• Around 2 tablespoons of lemon juice
• Salt, ground pepper, olive or canola oil
Optional: sea salt flakes, fresh cracked pepper

Cooking Equipment I used:
• Frying pan for salmon (I used a 12″ pan for four pieces of salmon)
• 13×18 sheet pan for the asparagus
• Anchor Hocking 11 cup covered baking dish or 9×13 baking dish with foil to cover for the rice
• Four cup Pyrex measuring cup for boiling water

Make sure there is room in the oven for the baking dish with the rice on the top shelf and the baking sheet with the asparagus on the middle rack and get the oven going at 375º.

Next, get the rice going. This is my big, hoping for leftovers portion, but you can cut it in half or thirds:
• Mix 3 cups medium grain brown rice and 3/4 tsp table salt in the baking dish
• Bring 4 2/3 cups water to a boil in a pot or microwave in a four cup Pyrex measuring cup (it will  fit the extra 2/3 cup) or other microwave safe bowl.
•  Add the boiling water to the rice
• Stir in 2 tablespoons of olive oil
• Cover and bake for about 50 minutes.

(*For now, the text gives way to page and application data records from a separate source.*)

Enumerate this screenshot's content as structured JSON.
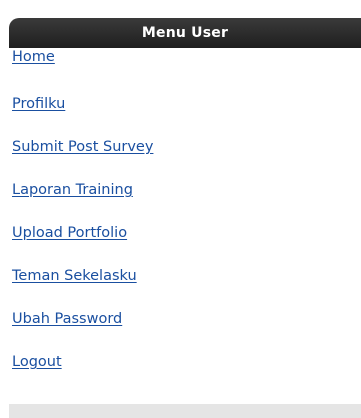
{
  "menu": {
    "title": "Menu User",
    "items": [
      {
        "label": "Home"
      },
      {
        "label": "Profilku"
      },
      {
        "label": "Submit Post Survey"
      },
      {
        "label": "Laporan Training"
      },
      {
        "label": "Upload Portfolio"
      },
      {
        "label": "Teman Sekelasku"
      },
      {
        "label": "Ubah Password"
      },
      {
        "label": "Logout"
      }
    ]
  },
  "colors": {
    "header_bg": "#2a2a2a",
    "header_text": "#ffffff",
    "link": "#1a4fa0",
    "footer_bg": "#e5e5e5"
  }
}
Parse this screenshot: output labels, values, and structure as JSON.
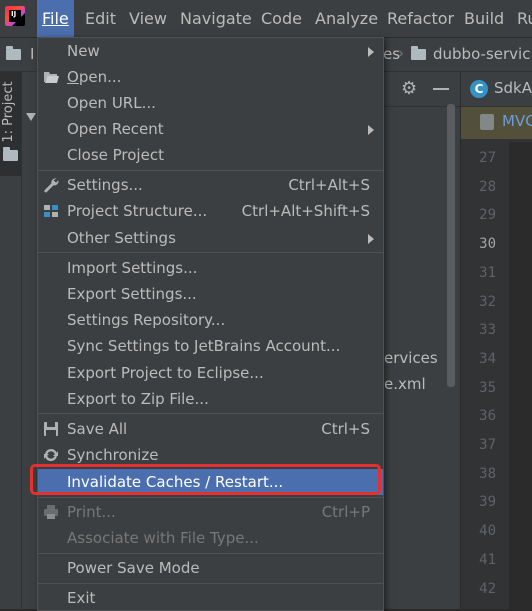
{
  "menubar": {
    "items": [
      {
        "label": "File",
        "active": true
      },
      {
        "label": "Edit"
      },
      {
        "label": "View"
      },
      {
        "label": "Navigate"
      },
      {
        "label": "Code"
      },
      {
        "label": "Analyze"
      },
      {
        "label": "Refactor"
      },
      {
        "label": "Build"
      },
      {
        "label": "Ru"
      }
    ]
  },
  "navbar": {
    "crumb_left": "I",
    "crumb_mid": "es",
    "crumb_right": "dubbo-servic"
  },
  "tool_window": {
    "project_tab": "1: Project",
    "tree_partial_1": "ervices",
    "tree_partial_2": "e.xml"
  },
  "editor": {
    "tab_label": "SdkA",
    "breadcrumb": "MVC",
    "line_numbers": [
      "27",
      "28",
      "29",
      "30",
      "31",
      "32",
      "33",
      "34",
      "35",
      "36",
      "37",
      "38",
      "39",
      "40",
      "41",
      "42"
    ],
    "current_line": "30"
  },
  "file_menu": {
    "new": "New",
    "open": "Open...",
    "open_url": "Open URL...",
    "open_recent": "Open Recent",
    "close_project": "Close Project",
    "settings": "Settings...",
    "settings_shortcut": "Ctrl+Alt+S",
    "project_structure": "Project Structure...",
    "project_structure_shortcut": "Ctrl+Alt+Shift+S",
    "other_settings": "Other Settings",
    "import_settings": "Import Settings...",
    "export_settings": "Export Settings...",
    "settings_repository": "Settings Repository...",
    "sync_settings": "Sync Settings to JetBrains Account...",
    "export_eclipse": "Export Project to Eclipse...",
    "export_zip": "Export to Zip File...",
    "save_all": "Save All",
    "save_all_shortcut": "Ctrl+S",
    "synchronize": "Synchronize",
    "invalidate_caches": "Invalidate Caches / Restart...",
    "print": "Print...",
    "print_shortcut": "Ctrl+P",
    "associate_file_type": "Associate with File Type...",
    "power_save": "Power Save Mode",
    "exit": "Exit"
  },
  "colors": {
    "highlight": "#4b6eaf",
    "annotation_box": "#e53030",
    "menu_bg": "#3c3f41"
  }
}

Once the rice is in, put the bowls on the stove to warm up and cut up the asparagus. I usually cut them on the bias (just because I like the way they look and it doesn’t take any more time here) in roughly 3 inch pieces. Discard (or compost) any really woody ends. Toss with a little olive oil. Spread on a baking sheet, sprinkle with sea salt flakes, and put them in the oven with the rice for the last half hour. When you take the rice out, move them up to the top rack and broil for a few minutes to get some nice brown spots going if you want.

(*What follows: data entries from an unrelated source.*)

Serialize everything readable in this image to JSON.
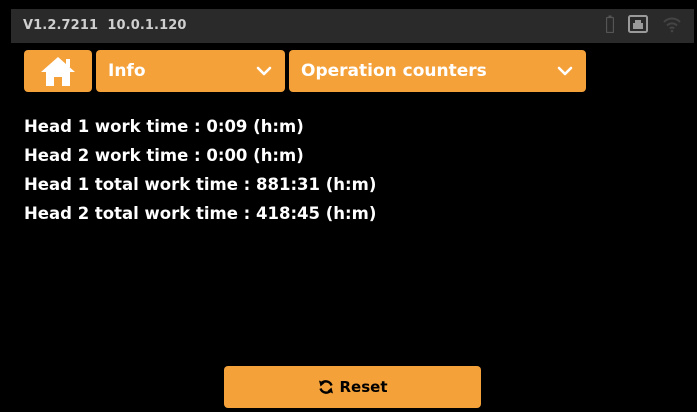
{
  "status_bar": {
    "version": "V1.2.7211",
    "ip": "10.0.1.120",
    "icons": [
      "battery-icon",
      "network-icon",
      "wifi-icon"
    ]
  },
  "nav": {
    "home_icon": "home-icon",
    "menu_selected": "Info",
    "submenu_selected": "Operation counters"
  },
  "counters": [
    "Head 1 work time : 0:09 (h:m)",
    "Head 2 work time : 0:00 (h:m)",
    "Head 1 total work time : 881:31 (h:m)",
    "Head 2 total work time : 418:45 (h:m)"
  ],
  "actions": {
    "reset_label": "Reset",
    "reset_icon": "refresh-icon"
  },
  "colors": {
    "accent": "#f4a13a",
    "background": "#000000",
    "status_bar": "#2a2a2a"
  }
}
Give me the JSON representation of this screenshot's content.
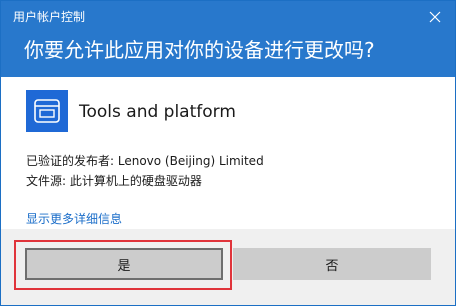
{
  "window": {
    "title": "用户帐户控制",
    "close_icon": "close-icon"
  },
  "header": {
    "question": "你要允许此应用对你的设备进行更改吗?"
  },
  "app": {
    "icon": "app-window-icon",
    "name": "Tools and platform"
  },
  "info": {
    "publisher": "已验证的发布者: Lenovo (Beijing) Limited",
    "source": "文件源: 此计算机上的硬盘驱动器"
  },
  "details_link": "显示更多详细信息",
  "buttons": {
    "yes_label": "是",
    "no_label": "否"
  },
  "colors": {
    "header_bg": "#2878cc",
    "app_icon_bg": "#1f69d6",
    "link": "#1a6dc9",
    "highlight": "#e0343b"
  }
}
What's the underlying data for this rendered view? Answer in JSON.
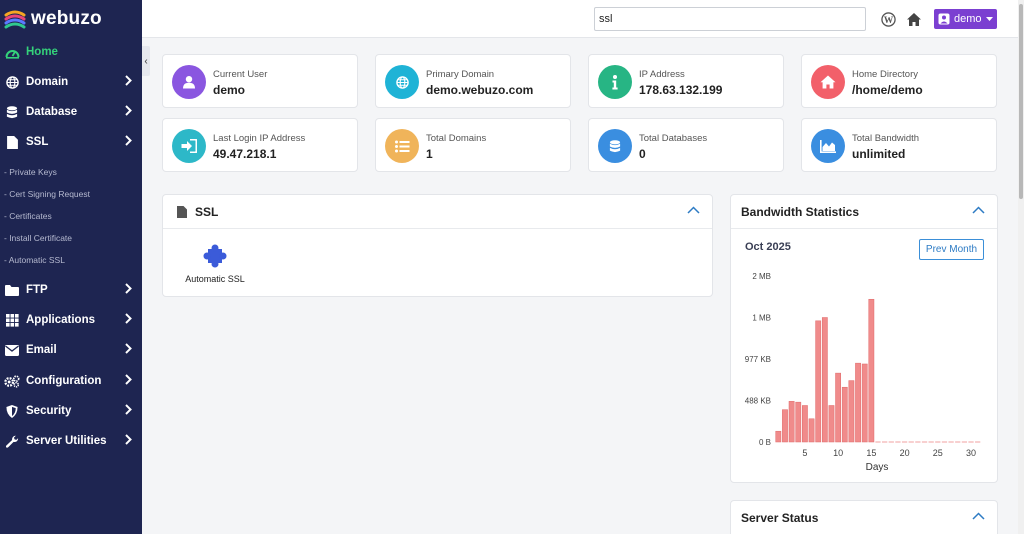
{
  "brand": {
    "name": "webuzo"
  },
  "sidebar": {
    "collapse_glyph": "‹",
    "items": [
      {
        "label": "Home",
        "icon": "dashboard-icon",
        "active": true
      },
      {
        "label": "Domain",
        "icon": "globe-icon"
      },
      {
        "label": "Database",
        "icon": "database-icon"
      },
      {
        "label": "SSL",
        "icon": "file-icon"
      },
      {
        "label": "FTP",
        "icon": "folder-icon"
      },
      {
        "label": "Applications",
        "icon": "grid-icon"
      },
      {
        "label": "Email",
        "icon": "envelope-icon"
      },
      {
        "label": "Configuration",
        "icon": "cogs-icon"
      },
      {
        "label": "Security",
        "icon": "shield-icon"
      },
      {
        "label": "Server Utilities",
        "icon": "wrench-icon"
      }
    ],
    "ssl_subitems": [
      "- Private Keys",
      "- Cert Signing Request",
      "- Certificates",
      "- Install Certificate",
      "- Automatic SSL"
    ]
  },
  "topbar": {
    "search_value": "ssl",
    "user_label": "demo",
    "icons": [
      "wordpress-icon",
      "home-icon"
    ]
  },
  "cards": [
    {
      "label": "Current User",
      "value": "demo",
      "icon": "user-icon",
      "color": "#8a56e0"
    },
    {
      "label": "Primary Domain",
      "value": "demo.webuzo.com",
      "icon": "globe-icon",
      "color": "#1fb3d6"
    },
    {
      "label": "IP Address",
      "value": "178.63.132.199",
      "icon": "info-icon",
      "color": "#27b584"
    },
    {
      "label": "Home Directory",
      "value": "/home/demo",
      "icon": "home-icon",
      "color": "#f2606a"
    },
    {
      "label": "Last Login IP Address",
      "value": "49.47.218.1",
      "icon": "sign-in-icon",
      "color": "#2db8c8"
    },
    {
      "label": "Total Domains",
      "value": "1",
      "icon": "list-icon",
      "color": "#f0b45a"
    },
    {
      "label": "Total Databases",
      "value": "0",
      "icon": "database-icon",
      "color": "#3a8ee0"
    },
    {
      "label": "Total Bandwidth",
      "value": "unlimited",
      "icon": "area-chart-icon",
      "color": "#3a8ee0"
    }
  ],
  "ssl_panel": {
    "title": "SSL",
    "apps": [
      {
        "label": "Automatic SSL",
        "icon": "puzzle-icon"
      }
    ]
  },
  "bandwidth_panel": {
    "title": "Bandwidth Statistics",
    "month": "Oct 2025",
    "prev_button": "Prev Month"
  },
  "server_status": {
    "title": "Server Status"
  },
  "colors": {
    "sidebar": "#1e2551",
    "active": "#34d27a",
    "bar": "#f08b8b",
    "accent": "#7b3fd1"
  },
  "chart_data": {
    "type": "bar",
    "xlabel": "Days",
    "ylabel": "",
    "x_ticks": [
      5,
      10,
      15,
      20,
      25,
      30
    ],
    "y_ticks": [
      "0 B",
      "488 KB",
      "977 KB",
      "1 MB",
      "2 MB"
    ],
    "ylim_kb": [
      0,
      2000
    ],
    "days": [
      1,
      2,
      3,
      4,
      5,
      6,
      7,
      8,
      9,
      10,
      11,
      12,
      13,
      14,
      15,
      16,
      17,
      18,
      19,
      20,
      21,
      22,
      23,
      24,
      25,
      26,
      27,
      28,
      29,
      30,
      31
    ],
    "values_kb": [
      130,
      390,
      490,
      480,
      440,
      280,
      1460,
      1500,
      440,
      830,
      660,
      740,
      950,
      940,
      1720,
      0,
      0,
      0,
      0,
      0,
      0,
      0,
      0,
      0,
      0,
      0,
      0,
      0,
      0,
      0,
      0
    ]
  }
}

Now make the sauce. Mix the Greek yogurt, or any plain yogurt or mayonnaise, with a handful of fresh minced chives and parsley. You can also try adding mint. Or maybe some tarragon could work. Squeeze in enough lemon juice to get the taste and consistency you like (I’ve been using around two tablespoons) and add a dash of salt and a little fresh ground pepper. Set it aside to let the flavor come together.

When the rice has about fifteen minutes left, set a pan or a griddle on the stove and let it get good and hot. Prepare your salmon: rinse, dry, remove any bones, season with a little table salt and ground or fresh cracked pepper. Sear the flesh side, turning after it releases from the pan and has a little crust to it; I don’t find that I need any oil here, I just have to wait for the pan to let it go after a few minutes. Sear the other side a few minutes and let the skin crisp up, someone at the table will probably love a side dish of crispy salmon skins. Turn the heat down and let it finish cooking, anywhere from 3 to 5 minutes depending on how thick it is and how done you want it to be. Sneak a peek with a sharp knife if you’re not sure. I always do this because I’m never sure. When the salmon is almost done, take out the rice and move the asparagus to the top rack and broil for a few minutes.

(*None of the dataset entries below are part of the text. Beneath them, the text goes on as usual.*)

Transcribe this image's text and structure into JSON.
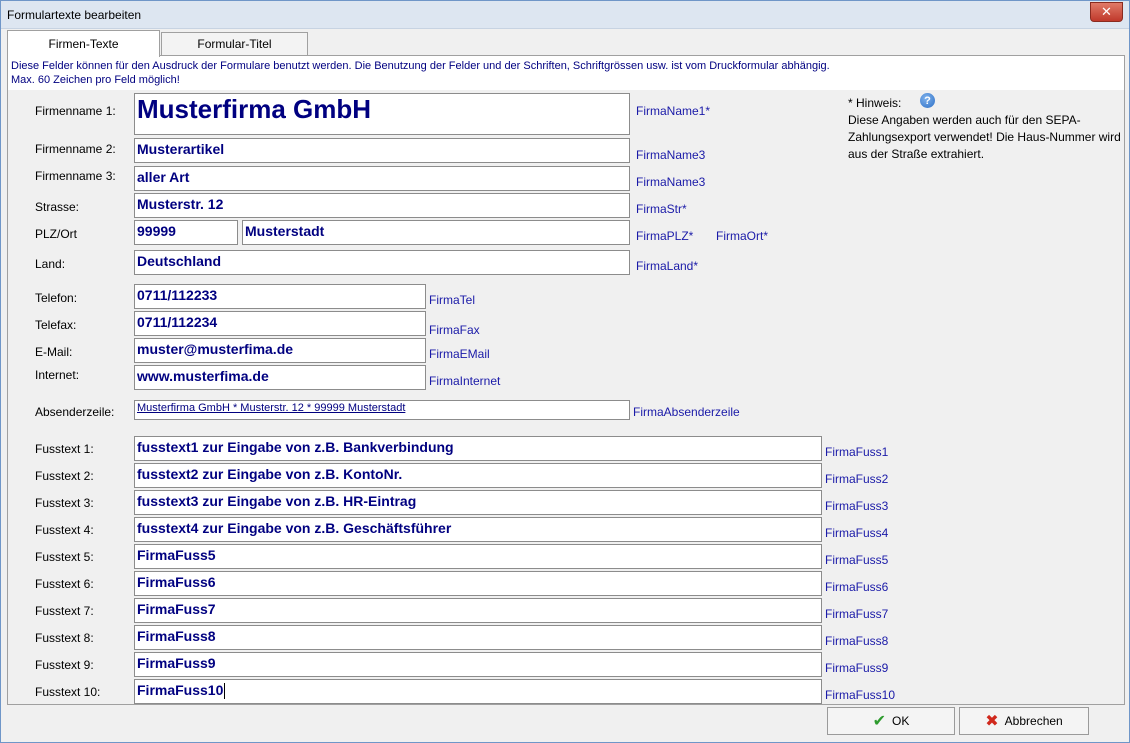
{
  "window": {
    "title": "Formulartexte bearbeiten",
    "close": "✕"
  },
  "tabs": [
    {
      "label": "Firmen-Texte"
    },
    {
      "label": "Formular-Titel"
    }
  ],
  "info": {
    "line1": "Diese Felder können für den Ausdruck der Formulare benutzt werden. Die Benutzung der Felder und der Schriften, Schriftgrössen usw. ist vom Druckformular abhängig.",
    "line2": "Max. 60 Zeichen pro Feld möglich!"
  },
  "hint": {
    "title": "* Hinweis:",
    "text": "Diese Angaben werden auch für den SEPA-Zahlungsexport verwendet! Die Haus-Nummer wird aus der Straße extrahiert."
  },
  "fields": {
    "firmenname1": {
      "label": "Firmenname 1:",
      "value": "Musterfirma GmbH",
      "tag": "FirmaName1*"
    },
    "firmenname2": {
      "label": "Firmenname 2:",
      "value": "Musterartikel",
      "tag": "FirmaName3"
    },
    "firmenname3": {
      "label": "Firmenname 3:",
      "value": "aller Art",
      "tag": "FirmaName3"
    },
    "strasse": {
      "label": "Strasse:",
      "value": "Musterstr. 12",
      "tag": "FirmaStr*"
    },
    "plzort": {
      "label": "PLZ/Ort",
      "plz": "99999",
      "ort": "Musterstadt",
      "tag_plz": "FirmaPLZ*",
      "tag_ort": "FirmaOrt*"
    },
    "land": {
      "label": "Land:",
      "value": "Deutschland",
      "tag": "FirmaLand*"
    },
    "telefon": {
      "label": "Telefon:",
      "value": "0711/112233",
      "tag": "FirmaTel"
    },
    "telefax": {
      "label": "Telefax:",
      "value": "0711/112234",
      "tag": "FirmaFax"
    },
    "email": {
      "label": "E-Mail:",
      "value": "muster@musterfima.de",
      "tag": "FirmaEMail"
    },
    "internet": {
      "label": "Internet:",
      "value": "www.musterfima.de",
      "tag": "FirmaInternet"
    },
    "absender": {
      "label": "Absenderzeile:",
      "value": "Musterfirma GmbH * Musterstr. 12 * 99999 Musterstadt",
      "tag": "FirmaAbsenderzeile"
    }
  },
  "fuss": [
    {
      "label": "Fusstext 1:",
      "value": "fusstext1 zur Eingabe von z.B. Bankverbindung",
      "tag": "FirmaFuss1"
    },
    {
      "label": "Fusstext 2:",
      "value": "fusstext2 zur Eingabe von z.B. KontoNr.",
      "tag": "FirmaFuss2"
    },
    {
      "label": "Fusstext 3:",
      "value": "fusstext3 zur Eingabe von z.B. HR-Eintrag",
      "tag": "FirmaFuss3"
    },
    {
      "label": "Fusstext 4:",
      "value": "fusstext4 zur Eingabe von z.B. Geschäftsführer",
      "tag": "FirmaFuss4"
    },
    {
      "label": "Fusstext 5:",
      "value": "FirmaFuss5",
      "tag": "FirmaFuss5"
    },
    {
      "label": "Fusstext 6:",
      "value": "FirmaFuss6",
      "tag": "FirmaFuss6"
    },
    {
      "label": "Fusstext 7:",
      "value": "FirmaFuss7",
      "tag": "FirmaFuss7"
    },
    {
      "label": "Fusstext 8:",
      "value": "FirmaFuss8",
      "tag": "FirmaFuss8"
    },
    {
      "label": "Fusstext 9:",
      "value": "FirmaFuss9",
      "tag": "FirmaFuss9"
    },
    {
      "label": "Fusstext 10:",
      "value": "FirmaFuss10",
      "tag": "FirmaFuss10"
    }
  ],
  "buttons": {
    "ok": "OK",
    "cancel": "Abbrechen"
  },
  "icons": {
    "ok": "check-icon",
    "cancel": "cross-icon",
    "help": "help-icon"
  },
  "colors": {
    "field_text": "#000080",
    "tag_text": "#1a1aa8",
    "title_bar": "#dde6f1"
  }
}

It’s ready. Remove the skins from the salmon if you want. Or leave them on. Assemble your little bowl with as much or as little as you want. Top with a few chive batons if you’re in the mood.

Why a bowl? You can use any kind of dish, but I like a bowl. I like to cup my hand around the bowl while I’m eating to share a little of the food’s warmth with my hands. The best part is at the end: holding the bowl helps you get every last bit out.

Notes: For olive oil, I use Columela— it has a sort of spicy flavor, for sea salt flakes, I use Maldon, and for pepper, I use the Tellicherry variety. I use table salt for anything mixed in or cooked and save the sea salt flakes for finishing or roasting. Using these ingredients adds a little extra flavor to the dish and they’re getting much easier to find now.

Copyright © 2014 MRStrauss • All rights reserved